“The Ideas Challenge should serve as a user-friendly outlet for the development of ideas. We wanted to reduce the sense of intimidation for students who do not have business experience but want to participate,” Slaggert said.

The participants, including graduates and undergraduates, represented every college on campus, and the over forty ideas presented ranged in topic from science to electronic networking to service projects.

Students were allotted about 90 seconds to come up with their own “elevator pitch.” This activity simulated a chance encounter with a prospective investor while riding in an elevator and allowed presenters one shot to make a strong impression.

“I intend to participate in the Business Plan Competitions on campus, and I am excited to see what everyone here has to offer,” junior Caitlin Putt said. “There are great resources available here in terms of ideas and talents.”

After the presentations, attendees voted on the best proposals, resulting in a three-way tie.

One of the winning teams, named Team LED Zeppelin, implemented guitar music into an Electrical Engineering Senior Design project.

Seniors Matt Prelee, Jon Altenburger, Rob Jones and Arthur Kinsey developed an idea to use LED markers to teach musical instruments to beginners.

Another participant, junior Mike Taylor, suggested a Web site to offer advice to high school students hoping to become entrepreneurs.

“I mowed lawns in high school, and I think that this would be a great way to give back to the community and help kids trying to manage their own businesses,” Taylor said.

“Listening to all of the ideas that are put forward here can inspire everyone to develop new thoughts as well,” freshman Andrew Charnesky said.

Program Manager Melissa Paulson said she was excited by the positive turnout at the Ideas Challenge.

“Over 140 people were here tonight, and over 40 gave presentations.
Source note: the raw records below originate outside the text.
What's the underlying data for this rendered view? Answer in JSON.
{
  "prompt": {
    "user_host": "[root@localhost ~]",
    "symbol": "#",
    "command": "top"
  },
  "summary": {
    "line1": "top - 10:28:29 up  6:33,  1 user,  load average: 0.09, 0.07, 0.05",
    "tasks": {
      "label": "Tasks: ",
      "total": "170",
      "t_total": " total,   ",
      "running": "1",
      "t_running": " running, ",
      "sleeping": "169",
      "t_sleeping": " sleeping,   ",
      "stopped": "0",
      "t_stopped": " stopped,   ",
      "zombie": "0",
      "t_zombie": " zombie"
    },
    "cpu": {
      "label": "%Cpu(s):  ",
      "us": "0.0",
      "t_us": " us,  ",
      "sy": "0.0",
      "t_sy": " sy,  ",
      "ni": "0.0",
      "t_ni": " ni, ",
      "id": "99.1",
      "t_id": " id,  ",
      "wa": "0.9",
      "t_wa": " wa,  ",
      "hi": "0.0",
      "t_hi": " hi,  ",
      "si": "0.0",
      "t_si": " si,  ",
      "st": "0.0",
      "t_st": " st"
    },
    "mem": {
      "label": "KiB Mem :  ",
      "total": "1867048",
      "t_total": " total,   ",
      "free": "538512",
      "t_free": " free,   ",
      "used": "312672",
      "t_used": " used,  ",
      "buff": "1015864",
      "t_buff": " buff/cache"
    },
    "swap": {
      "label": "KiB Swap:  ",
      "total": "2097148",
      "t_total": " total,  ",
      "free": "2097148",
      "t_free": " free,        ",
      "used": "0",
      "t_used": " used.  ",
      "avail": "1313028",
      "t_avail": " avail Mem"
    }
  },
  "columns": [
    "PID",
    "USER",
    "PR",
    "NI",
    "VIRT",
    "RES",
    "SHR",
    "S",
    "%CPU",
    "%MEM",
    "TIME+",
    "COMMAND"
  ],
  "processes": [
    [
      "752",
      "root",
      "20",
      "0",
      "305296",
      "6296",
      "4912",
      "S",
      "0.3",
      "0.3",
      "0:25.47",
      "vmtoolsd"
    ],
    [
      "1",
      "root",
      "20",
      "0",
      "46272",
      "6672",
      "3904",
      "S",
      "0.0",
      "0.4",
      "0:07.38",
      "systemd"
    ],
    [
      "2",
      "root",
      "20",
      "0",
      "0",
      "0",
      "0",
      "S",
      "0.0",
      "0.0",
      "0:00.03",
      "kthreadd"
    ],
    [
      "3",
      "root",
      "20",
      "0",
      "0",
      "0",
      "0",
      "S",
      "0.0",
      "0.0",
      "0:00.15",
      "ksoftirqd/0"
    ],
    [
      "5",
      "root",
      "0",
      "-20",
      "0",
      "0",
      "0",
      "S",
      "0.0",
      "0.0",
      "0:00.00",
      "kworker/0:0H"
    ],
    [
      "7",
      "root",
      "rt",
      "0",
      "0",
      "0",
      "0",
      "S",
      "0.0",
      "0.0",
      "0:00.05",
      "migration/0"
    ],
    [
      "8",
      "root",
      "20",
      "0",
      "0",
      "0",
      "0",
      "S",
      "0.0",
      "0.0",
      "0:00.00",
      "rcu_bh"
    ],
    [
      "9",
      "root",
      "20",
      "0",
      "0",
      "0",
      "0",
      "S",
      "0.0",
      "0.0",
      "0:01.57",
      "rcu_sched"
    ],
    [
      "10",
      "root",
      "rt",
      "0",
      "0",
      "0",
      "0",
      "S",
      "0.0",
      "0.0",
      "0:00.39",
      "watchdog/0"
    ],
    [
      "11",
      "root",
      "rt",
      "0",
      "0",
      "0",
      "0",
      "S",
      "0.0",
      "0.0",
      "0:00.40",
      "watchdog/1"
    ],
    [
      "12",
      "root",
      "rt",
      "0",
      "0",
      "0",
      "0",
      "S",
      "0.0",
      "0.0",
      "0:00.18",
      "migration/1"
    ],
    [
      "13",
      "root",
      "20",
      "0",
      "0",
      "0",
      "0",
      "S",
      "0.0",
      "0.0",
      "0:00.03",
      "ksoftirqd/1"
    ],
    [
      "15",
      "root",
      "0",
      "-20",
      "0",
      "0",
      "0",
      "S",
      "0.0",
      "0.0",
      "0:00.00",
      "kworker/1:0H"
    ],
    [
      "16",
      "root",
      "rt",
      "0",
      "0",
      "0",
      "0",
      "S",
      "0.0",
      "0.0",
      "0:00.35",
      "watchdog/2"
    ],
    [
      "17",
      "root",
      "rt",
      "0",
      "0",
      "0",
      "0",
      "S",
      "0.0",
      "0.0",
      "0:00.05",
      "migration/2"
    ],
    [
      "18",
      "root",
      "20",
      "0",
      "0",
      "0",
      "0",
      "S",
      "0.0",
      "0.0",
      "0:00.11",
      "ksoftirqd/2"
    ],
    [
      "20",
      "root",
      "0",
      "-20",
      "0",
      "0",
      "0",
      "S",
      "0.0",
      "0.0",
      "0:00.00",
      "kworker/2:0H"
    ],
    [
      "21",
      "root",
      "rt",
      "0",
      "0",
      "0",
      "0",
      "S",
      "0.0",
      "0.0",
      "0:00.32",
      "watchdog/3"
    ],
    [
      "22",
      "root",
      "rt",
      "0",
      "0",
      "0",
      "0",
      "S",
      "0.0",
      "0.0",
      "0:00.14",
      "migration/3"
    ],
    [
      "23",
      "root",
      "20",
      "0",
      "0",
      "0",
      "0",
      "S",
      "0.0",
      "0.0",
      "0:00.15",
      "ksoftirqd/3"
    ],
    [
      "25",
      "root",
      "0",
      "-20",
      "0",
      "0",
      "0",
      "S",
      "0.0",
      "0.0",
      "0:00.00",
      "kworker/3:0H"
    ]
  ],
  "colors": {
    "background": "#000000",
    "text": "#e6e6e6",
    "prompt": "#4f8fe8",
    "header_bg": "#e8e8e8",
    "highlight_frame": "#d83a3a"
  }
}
I saw a great number of social proposals in the room, but I was also impressed by the balance between disciplines,” she said. “Really, I am so glad that so many students were not afraid to get up, pitch their ideas, and have fun with this night.”

The Ideas Challenge is one way in which the Gigot Center has responded to the opening for entrepreneurs in today’s job market.

“So much incentive to take risks is present right now because of the difficulty of breaking into the job market,” Slaggert said. “Our mission is to educate students and create a buzz about innovation so students can become agents of change as they head into the real world.”